I think the Uncanny Valley is also more prevalent with older individuals. My generation is more resistant to the phenomenon and even resents animation that is on the crude side. I believe that as we get better and better at animation and simultaneously get more and more used to seeing it, the uncanny valley will become more shallow. Of course, look at live-action movies and shows that have explored the concept. AI Artificial Intelligence was basically about just that … the orgas discriminated against the mechas because of the Uncanny Valley. Then in Star Trek TNG, there were several episodes where Lt. Commander Data wasn’t taken seriously by other life forms because he was an android. Keep creating, keep making the medium more ubiquitous … because I personally would like to see a day when an author’s books can be translated to the screen with almost 100% faithfulness. Right now, that’s not possible because of the needs of human and animal actors and the cost of props and sets. If CGI characters played them and if there were realistic settings rendered by computers, the possibilities are endless.
You can definitely use my comments. If you want I’ll send you other musings about this subject that I’ve made in the past including how CGI animations would create possibilities for child characters in stories to be better represented because it would negate time restrictions due to child labor laws. Also, how the Uncanny Valley may be linked to the same mindset as racism and other forms of discrimination, that part of the psyche that makes people fear the unknown. It used to be a survival instinct but now it causes problems in modern society.
Well said, Chrystie. In fact, I think I shall adopt this position as my own when it comes to the matter. And because I don’t aspire to be a filmmaker and have no career to jeopardize by getting too close to the edge, I will brave the uncanny valley and risk disdain by “real” animators. To be honest, grousing from the animation community reminds me a bit of the sour grapes spewed by the traditional publishing industry when ebooks threatened to hijack the market. Now with ebooks outselling bound copies in nearly every venue, we’re hearing a completely different tune from New York’s Big 6 publishers. There’s a lesson in that, I think
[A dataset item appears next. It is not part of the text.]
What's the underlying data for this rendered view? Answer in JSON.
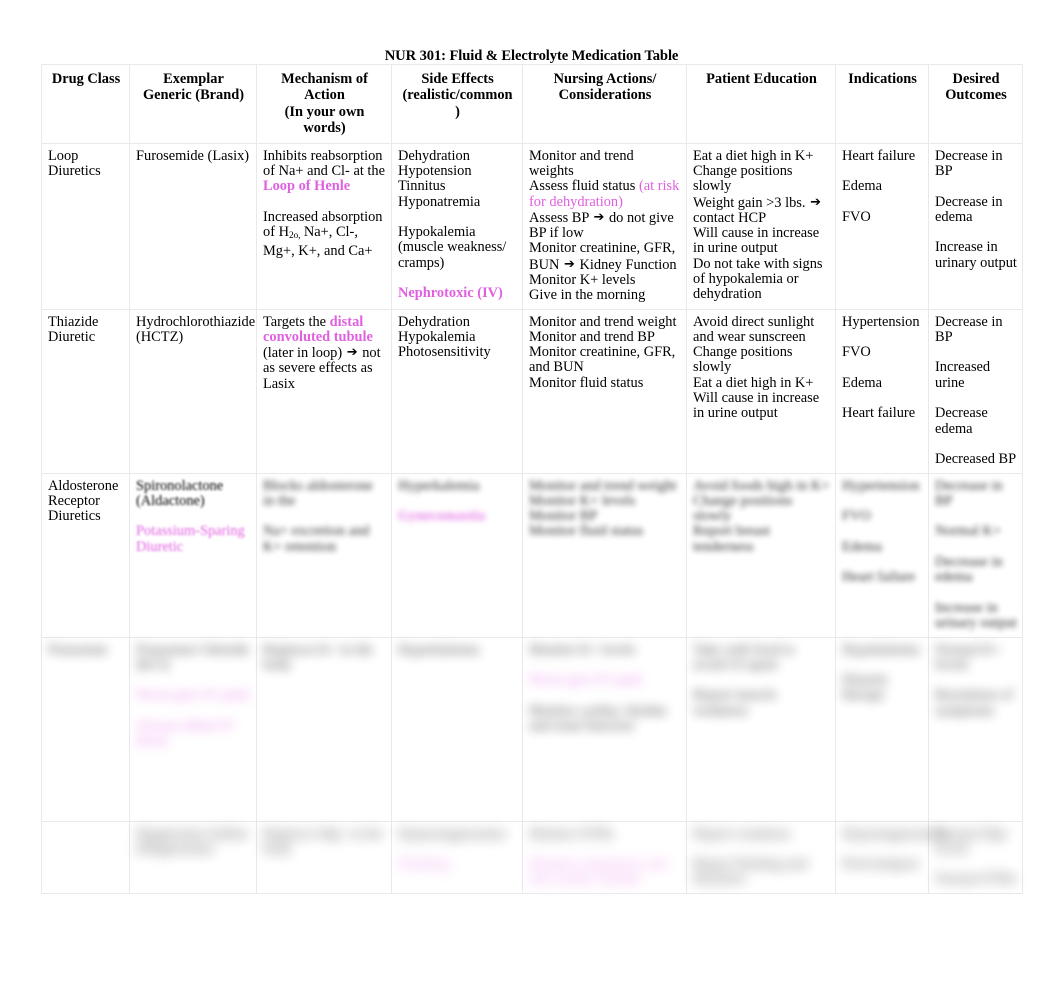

So here’s my official statement about the uncanny valley: I want my animation lifelike, just as I prefer realistic art over the abstract and prose over poetry. Therefore I will continue to produce little animated films and post them on YouTube, and hopefully a few authors will benefit from a low-budget book trailer that captures the essence of their novel. Sometimes I will get the animation right, sometimes I will miss the mark. Eventually technology will bridge the uncanny valley and moviegoers will grow accustomed to the look and feel of machinima. Until then, all I can do is keep moving forward with this and see where the path may lead.